You’re from Colorado if… Joke cycle


winter statistic:




Now, you’re from Colorado if………

You eat ice cream in the winter.

It snows 5 inches and you don’t expect school to be cancelled.

You’ll wear flip flops every day of the year, regardless of temperature.

You have no accent at all, but can hear other people’s.

And then you make fun of them.

“Humid” is over 25%.

Your sense of direction is: Toward the mountains and Away from the mountains.

You say “the interstate” and everybody knows which one.

You think that May is a totally normal month for a blizzard.

You buy your flowers to set out on Mother’s day, but try and hold off planting them until just before Father’s day.

You grew up planning your Halloween costumes around your coat.

You know what the Continental Divide is.

You don’t think Coors beer is that big a deal.

You went to Casa Bonita as a kid, AND as an adult.

You’ve gone off-roading in a vehicle that was never intended for such activities.

You always know the elevation of where you are.

You wake up to a beautiful, 80 degree day and you wonder if it’s gonna snow later.

You don’t care that some company renamed it, the Broncos still play at Mile High Stadium!!!

Every movie theater has military and student discounts.

You actually know that ** South Park ** is a real place, not just a dumb show on TV.

You know what a ‘trust fund hippy’ is, and you know its natural habitat is Boulder .

You know you’re talking to a fellow Coloradoan when they call it “Elitches,” not “”Six Flags.”

A bear on your front porch doesn’t bother you.

Your two favorite teams are the Broncos and whoever is beating the crap out of the Raiders.

When people back East tell you they have mountains in their state too, you just laugh.

You go anywhere else on the planet and the air feels “sticky” and you notice the sky is no longer blue.


The informant is a 65-year-old ghost writer and editor who lives in Carefree, Arizona. He lived in Colorado for about 25 years before he moved to Florida 7 years ago then moved to Arizona about two years ago.

The informant told me his brother- or sister-in-law in Iowa sent this email to him.

The informant told me he liked it because

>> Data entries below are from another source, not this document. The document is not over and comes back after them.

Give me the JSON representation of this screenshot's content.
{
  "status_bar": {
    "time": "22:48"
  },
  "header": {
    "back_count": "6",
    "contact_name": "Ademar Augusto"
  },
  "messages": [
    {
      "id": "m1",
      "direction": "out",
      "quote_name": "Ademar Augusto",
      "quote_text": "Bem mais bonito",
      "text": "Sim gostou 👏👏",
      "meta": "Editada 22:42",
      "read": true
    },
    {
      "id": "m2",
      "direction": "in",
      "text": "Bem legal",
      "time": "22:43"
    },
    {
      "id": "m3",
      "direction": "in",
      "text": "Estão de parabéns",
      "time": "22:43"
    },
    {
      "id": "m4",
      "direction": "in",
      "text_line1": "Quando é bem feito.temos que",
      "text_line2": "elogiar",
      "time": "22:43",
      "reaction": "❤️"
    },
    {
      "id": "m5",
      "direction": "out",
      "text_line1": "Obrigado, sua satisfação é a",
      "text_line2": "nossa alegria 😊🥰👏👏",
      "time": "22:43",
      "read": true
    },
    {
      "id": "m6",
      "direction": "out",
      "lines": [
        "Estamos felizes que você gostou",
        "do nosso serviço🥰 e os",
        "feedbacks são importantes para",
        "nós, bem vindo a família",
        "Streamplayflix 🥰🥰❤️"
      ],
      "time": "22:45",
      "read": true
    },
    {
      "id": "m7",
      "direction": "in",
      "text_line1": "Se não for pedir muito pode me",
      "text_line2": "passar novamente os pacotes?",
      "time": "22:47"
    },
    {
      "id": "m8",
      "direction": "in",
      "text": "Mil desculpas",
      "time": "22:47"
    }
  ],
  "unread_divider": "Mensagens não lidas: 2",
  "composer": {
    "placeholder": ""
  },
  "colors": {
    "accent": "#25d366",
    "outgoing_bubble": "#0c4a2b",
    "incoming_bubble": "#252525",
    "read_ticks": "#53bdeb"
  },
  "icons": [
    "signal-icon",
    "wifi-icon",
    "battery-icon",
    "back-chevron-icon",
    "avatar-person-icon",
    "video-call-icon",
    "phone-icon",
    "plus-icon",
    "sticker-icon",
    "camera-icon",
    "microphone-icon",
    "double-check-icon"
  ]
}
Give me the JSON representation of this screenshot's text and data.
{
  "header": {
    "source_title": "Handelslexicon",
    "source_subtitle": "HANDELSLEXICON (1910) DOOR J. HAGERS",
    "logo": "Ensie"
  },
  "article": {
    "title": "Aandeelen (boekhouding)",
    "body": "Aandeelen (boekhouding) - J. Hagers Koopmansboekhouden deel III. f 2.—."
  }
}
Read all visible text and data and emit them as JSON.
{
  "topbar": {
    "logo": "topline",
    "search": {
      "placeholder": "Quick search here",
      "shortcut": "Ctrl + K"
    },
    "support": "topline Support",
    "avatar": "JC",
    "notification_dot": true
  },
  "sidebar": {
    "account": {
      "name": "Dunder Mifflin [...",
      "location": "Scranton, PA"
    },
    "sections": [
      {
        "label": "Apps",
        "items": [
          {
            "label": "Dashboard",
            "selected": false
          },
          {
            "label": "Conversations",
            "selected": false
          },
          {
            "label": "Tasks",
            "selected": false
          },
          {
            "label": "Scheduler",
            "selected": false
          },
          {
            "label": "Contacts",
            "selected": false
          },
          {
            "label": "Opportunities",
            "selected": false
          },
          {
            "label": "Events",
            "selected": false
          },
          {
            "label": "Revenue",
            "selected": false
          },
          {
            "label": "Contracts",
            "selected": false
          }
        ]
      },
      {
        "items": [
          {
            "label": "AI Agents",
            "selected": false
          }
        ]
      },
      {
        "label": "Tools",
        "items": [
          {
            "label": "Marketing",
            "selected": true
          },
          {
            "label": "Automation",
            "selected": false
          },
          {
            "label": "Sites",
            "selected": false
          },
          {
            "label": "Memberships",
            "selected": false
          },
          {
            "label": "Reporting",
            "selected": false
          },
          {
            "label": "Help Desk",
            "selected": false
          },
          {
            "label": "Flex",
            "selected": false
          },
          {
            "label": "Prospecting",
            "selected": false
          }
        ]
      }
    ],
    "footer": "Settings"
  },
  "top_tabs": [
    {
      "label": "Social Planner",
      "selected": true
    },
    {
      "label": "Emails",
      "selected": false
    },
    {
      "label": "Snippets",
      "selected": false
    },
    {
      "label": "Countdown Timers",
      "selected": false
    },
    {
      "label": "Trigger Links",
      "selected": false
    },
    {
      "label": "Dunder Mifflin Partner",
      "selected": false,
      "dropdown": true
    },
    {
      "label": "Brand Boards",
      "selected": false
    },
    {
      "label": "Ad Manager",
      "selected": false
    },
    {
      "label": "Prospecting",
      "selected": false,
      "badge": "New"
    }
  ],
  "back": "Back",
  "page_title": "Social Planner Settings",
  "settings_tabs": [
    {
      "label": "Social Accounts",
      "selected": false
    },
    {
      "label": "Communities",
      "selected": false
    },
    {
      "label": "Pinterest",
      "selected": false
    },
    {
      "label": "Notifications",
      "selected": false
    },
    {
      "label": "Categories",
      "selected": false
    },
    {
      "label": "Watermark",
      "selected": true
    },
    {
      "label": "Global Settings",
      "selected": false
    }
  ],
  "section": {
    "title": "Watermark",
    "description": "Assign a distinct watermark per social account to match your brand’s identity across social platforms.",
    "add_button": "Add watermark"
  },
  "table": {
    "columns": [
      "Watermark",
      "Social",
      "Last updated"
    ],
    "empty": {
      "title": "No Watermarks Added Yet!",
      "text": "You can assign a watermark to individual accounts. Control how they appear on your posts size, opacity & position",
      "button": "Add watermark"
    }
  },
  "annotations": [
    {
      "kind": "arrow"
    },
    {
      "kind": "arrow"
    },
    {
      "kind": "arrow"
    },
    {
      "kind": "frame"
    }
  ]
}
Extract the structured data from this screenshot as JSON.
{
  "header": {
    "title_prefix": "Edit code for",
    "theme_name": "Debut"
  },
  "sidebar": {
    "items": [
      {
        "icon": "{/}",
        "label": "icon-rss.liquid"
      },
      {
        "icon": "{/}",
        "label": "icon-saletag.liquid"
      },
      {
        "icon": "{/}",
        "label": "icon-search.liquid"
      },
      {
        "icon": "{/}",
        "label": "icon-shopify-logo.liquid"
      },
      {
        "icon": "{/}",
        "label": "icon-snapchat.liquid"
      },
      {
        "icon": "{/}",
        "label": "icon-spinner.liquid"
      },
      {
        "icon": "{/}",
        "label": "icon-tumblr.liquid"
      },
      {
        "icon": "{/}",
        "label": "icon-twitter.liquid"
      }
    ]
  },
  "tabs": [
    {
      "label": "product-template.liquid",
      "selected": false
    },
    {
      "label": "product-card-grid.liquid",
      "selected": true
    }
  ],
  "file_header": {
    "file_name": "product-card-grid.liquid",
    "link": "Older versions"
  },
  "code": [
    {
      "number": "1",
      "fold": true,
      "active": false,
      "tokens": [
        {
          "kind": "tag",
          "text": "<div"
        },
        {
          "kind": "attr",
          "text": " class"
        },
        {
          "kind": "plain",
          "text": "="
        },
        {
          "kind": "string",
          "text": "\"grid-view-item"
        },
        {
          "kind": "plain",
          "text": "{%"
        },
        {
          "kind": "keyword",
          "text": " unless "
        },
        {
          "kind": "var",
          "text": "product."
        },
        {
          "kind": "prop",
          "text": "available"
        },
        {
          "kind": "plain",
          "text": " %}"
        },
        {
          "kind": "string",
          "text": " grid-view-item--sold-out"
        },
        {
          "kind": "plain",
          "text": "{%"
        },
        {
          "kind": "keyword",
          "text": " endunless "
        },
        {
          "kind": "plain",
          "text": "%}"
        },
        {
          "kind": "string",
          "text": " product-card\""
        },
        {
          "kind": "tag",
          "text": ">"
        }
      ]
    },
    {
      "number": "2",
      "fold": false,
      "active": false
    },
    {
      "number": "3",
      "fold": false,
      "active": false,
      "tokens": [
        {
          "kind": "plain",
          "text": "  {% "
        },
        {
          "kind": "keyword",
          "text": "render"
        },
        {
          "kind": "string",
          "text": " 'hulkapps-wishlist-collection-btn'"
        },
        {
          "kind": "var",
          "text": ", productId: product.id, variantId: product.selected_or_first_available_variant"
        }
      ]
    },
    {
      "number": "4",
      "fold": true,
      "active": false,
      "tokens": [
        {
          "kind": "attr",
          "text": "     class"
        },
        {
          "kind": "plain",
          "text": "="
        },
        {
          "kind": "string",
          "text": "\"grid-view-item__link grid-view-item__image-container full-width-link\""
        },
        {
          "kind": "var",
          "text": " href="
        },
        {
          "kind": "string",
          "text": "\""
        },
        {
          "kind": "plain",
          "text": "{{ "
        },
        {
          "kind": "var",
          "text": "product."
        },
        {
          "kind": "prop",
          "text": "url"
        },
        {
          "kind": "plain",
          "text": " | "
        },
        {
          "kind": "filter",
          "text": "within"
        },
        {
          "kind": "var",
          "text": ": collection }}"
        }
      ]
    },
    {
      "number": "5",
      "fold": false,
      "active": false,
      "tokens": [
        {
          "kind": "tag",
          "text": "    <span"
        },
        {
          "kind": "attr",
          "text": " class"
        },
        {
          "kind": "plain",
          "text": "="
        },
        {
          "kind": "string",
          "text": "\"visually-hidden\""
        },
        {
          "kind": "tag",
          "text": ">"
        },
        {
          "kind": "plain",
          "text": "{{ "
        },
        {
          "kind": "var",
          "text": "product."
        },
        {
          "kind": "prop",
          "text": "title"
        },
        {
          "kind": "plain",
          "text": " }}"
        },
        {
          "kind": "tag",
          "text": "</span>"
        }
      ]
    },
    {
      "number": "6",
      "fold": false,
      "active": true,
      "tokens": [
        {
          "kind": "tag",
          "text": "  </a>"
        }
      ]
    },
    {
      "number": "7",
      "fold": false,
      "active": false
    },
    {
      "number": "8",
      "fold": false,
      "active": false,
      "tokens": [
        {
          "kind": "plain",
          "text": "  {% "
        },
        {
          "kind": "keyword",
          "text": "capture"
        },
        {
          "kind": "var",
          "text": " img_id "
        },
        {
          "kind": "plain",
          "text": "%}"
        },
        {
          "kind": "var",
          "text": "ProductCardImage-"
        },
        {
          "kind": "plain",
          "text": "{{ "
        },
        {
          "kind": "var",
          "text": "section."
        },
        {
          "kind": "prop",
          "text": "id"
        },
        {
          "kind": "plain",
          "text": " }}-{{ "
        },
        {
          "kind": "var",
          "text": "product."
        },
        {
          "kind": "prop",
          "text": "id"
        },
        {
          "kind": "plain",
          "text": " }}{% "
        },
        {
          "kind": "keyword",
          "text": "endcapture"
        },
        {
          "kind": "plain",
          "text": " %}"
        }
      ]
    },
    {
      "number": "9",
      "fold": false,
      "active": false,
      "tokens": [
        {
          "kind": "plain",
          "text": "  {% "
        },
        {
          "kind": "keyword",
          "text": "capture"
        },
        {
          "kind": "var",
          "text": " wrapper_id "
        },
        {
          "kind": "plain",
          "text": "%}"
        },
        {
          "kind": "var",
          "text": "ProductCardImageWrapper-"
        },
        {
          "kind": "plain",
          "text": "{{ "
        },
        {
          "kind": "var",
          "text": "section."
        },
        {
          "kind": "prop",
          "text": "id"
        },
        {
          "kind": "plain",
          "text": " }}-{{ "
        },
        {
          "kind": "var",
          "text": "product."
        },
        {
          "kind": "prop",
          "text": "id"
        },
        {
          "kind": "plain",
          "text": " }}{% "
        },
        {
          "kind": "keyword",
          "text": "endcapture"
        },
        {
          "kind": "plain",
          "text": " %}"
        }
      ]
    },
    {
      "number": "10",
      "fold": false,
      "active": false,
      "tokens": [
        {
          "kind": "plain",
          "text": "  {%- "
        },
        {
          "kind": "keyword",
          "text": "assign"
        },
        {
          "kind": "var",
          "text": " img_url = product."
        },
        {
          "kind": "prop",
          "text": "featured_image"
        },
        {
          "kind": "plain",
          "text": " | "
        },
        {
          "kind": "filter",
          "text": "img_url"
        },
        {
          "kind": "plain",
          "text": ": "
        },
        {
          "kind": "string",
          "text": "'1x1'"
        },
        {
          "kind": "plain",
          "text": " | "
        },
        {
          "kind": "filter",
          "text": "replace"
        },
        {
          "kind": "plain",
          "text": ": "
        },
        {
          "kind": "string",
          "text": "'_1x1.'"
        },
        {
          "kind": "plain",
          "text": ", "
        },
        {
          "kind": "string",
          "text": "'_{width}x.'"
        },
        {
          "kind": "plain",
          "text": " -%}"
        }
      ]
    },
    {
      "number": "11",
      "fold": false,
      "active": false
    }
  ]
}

People from Colorado could relate to it. [He liked that it talked about the] regional things Coloradans take for granted. It’s the inside joke thing. People love to share jokes that other people wouldn’t get, and this is one of those.

He told me he, sent it to everyone he knew that either lived in Colorado or had lived in Colorado because he thought “they would get a kick out of it.”

To me, as a fellow Coloradan, this joke certainly was funny, the wording makes it seem like these jokes are the ones that circulate about Coloradans rather than those Coloradans would say about themselves. For one things, the first joke has a clear tell that the “joke teller” in this email is not from Colorado – they had the Coloradan ask the passenger to hold their “soda”. Coloradans make fun of people incessantly when they say “soda” instead of “pop”. Soda to a Coloradan refers to club soda, not Coca Cola. Also, most of these one-liners need an outside reference to make them funny. “Humid” to people in the Midwest and on the East Coast is 90% humidity; 25% is nearly unheard of. And yet to a Coloradan 25% is more humid than normal. Unless one is able to take an outsiders perspective on most of these jokes, they aren’t funny – they’re simply how life is lived. So what. For example, for someone who eats ice cream in the winter all the time, it’s pointless to point it out. I think it is telling as well that the informant, a man who hasn’t lived in Colorado for 7 years, sent it to me, another ex-Coloradan, and initially got it from an Iowan. None of us currently live in Colorado. I don’t think this joke cycle would be as funny to someone who’d spent their whole lives in Colorado. Its humor depends on the transience of populations with people comparing the norms of one place with those of another. In this way, this joke cycle represents the transient nature of Americans as wells as the idiosyncrasies of Coloradans.